Today, the government of Prince Edward Island announced that in 2016, it will subject PEI businesses to two increases in minimum wage. On June 1, 2016, minimum wage will move from $10.50 per hour to $10.75 per hour and on October 1, 2016, minimum wage will increase to $11.00 per hour.
Industry associations are frustrated with the fact that the Employment Standards Board, which is responsible for making minimum wage recommendations to the PEI government, did not consult with industry stakeholders. Furthermore, neither the Employment Standards Board nor the government notified industry stakeholders that a review was taking place.
What RCC Did / Next Steps:
RCC spoke with the Deputy Minister of Justice and Public Safety (responsible for Employment Standards) to express the concern of industry with the ongoing lack of consultation on this issue.

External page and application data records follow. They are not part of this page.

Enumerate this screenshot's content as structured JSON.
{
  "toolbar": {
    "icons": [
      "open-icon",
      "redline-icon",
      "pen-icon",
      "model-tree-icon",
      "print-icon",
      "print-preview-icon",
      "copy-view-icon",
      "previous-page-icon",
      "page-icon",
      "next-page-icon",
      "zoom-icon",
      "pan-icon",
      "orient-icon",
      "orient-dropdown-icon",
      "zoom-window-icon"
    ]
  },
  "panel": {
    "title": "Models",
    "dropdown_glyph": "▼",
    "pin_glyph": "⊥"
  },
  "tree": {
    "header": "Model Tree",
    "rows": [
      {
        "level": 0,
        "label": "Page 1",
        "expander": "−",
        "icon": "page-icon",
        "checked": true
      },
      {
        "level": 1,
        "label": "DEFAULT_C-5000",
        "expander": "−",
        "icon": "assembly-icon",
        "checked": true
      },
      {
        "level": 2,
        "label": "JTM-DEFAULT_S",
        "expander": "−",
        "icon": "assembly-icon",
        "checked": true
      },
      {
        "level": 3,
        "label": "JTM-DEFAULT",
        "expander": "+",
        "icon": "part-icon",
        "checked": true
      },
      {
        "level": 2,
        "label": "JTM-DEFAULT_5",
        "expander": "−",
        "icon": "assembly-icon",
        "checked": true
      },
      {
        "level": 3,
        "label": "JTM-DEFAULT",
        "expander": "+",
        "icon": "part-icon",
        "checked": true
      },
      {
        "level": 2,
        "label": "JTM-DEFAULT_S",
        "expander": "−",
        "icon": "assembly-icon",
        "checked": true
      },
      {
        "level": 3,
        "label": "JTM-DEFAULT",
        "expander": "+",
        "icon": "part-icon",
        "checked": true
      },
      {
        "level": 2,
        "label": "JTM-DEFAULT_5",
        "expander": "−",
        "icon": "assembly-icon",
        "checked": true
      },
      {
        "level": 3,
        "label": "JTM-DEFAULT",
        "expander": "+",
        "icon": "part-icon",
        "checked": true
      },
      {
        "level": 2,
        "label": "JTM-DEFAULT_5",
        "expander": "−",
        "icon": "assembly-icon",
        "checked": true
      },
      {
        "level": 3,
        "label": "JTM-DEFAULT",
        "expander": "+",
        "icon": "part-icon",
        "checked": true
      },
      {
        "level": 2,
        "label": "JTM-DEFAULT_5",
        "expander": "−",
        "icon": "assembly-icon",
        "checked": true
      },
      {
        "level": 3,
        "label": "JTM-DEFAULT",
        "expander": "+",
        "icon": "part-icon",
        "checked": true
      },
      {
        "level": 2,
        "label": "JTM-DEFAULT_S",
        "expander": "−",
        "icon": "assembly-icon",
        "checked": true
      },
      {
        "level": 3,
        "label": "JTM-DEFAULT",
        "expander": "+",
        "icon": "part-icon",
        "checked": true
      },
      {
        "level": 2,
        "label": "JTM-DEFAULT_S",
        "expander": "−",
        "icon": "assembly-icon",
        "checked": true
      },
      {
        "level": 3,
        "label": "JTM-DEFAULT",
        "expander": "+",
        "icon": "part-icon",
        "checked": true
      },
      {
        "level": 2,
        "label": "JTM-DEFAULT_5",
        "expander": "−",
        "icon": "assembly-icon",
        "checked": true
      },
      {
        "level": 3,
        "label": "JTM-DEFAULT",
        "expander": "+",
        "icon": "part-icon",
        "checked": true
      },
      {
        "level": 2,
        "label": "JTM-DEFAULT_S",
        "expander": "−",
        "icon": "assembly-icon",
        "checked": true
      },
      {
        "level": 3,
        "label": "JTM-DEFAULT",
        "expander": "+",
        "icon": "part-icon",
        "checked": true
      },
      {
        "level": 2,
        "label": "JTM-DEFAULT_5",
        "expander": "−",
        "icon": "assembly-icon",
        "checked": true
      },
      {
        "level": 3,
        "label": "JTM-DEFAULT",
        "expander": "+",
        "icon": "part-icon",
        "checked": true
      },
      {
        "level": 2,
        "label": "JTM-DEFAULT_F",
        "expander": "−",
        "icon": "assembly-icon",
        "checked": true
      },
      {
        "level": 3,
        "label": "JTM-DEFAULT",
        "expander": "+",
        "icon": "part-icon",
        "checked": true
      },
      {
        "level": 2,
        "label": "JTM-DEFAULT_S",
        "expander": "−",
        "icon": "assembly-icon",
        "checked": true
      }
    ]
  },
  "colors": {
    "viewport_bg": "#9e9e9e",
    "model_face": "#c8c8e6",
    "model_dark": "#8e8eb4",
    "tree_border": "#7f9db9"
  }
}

Once again, RCC has stated that since retail is the top private sector employer in the province, its members need to be notified and consulted before such decisions are made.
RCC reminded the Deputy Minister that PEI recently committed to join with Nova Scotia and New Brunswick in passing legislation this spring to commit the Maritime governments to greater regulatory harmonization and elimination of unnecessary red tape. Under this legislation, Maritime governments will be obligated to produce an annual scorecard over the next five years showing their progress in achieving improved regional harmonization. RCC reiterated its long held advocacy position that minimum wage increases should be based on the change in the Consumer Price Index (CPI) for the previous year. RCC pointed out that Nova Scotia already follows this approach; New Brunswick has committed to implementing this approach by 2017 and the new government in Newfoundland and Labrador committed to this approach in their campaign platform. RCC stated that with regards to minimum wage, not only is PEI an outlier within Atlantic Canada, the province’s irresponsible approach of implementing two minimum wage increases in both 2014 and now 2016 gives it a national reputation as being unfriendly to business.
RCC will continue to raise this issue with elected officials in PEI in the lead up to the 2016 provincial budget.
In early 2014, RCC met with the Employment Standards Board and with the Minister of Labour to oppose the Board’s history of making arbitrary recommendations and the government’s history of making arbitrary decisions regarding minimum wage increases. At the time, RCC proposed to both the Board and the Minister that the government of PEI follow the lead of provinces like Nova Scotia in determining minimum wage increases based on the change in the Consumer Price Index for the previous year. The government ignored this proposal and instead announced two increases in minimum wage in 2014, leading up to the provincial election.
If you have any questions or concerns, please don't hesitate to contact Jim Cormier at: email@example.com or (902) 422-4144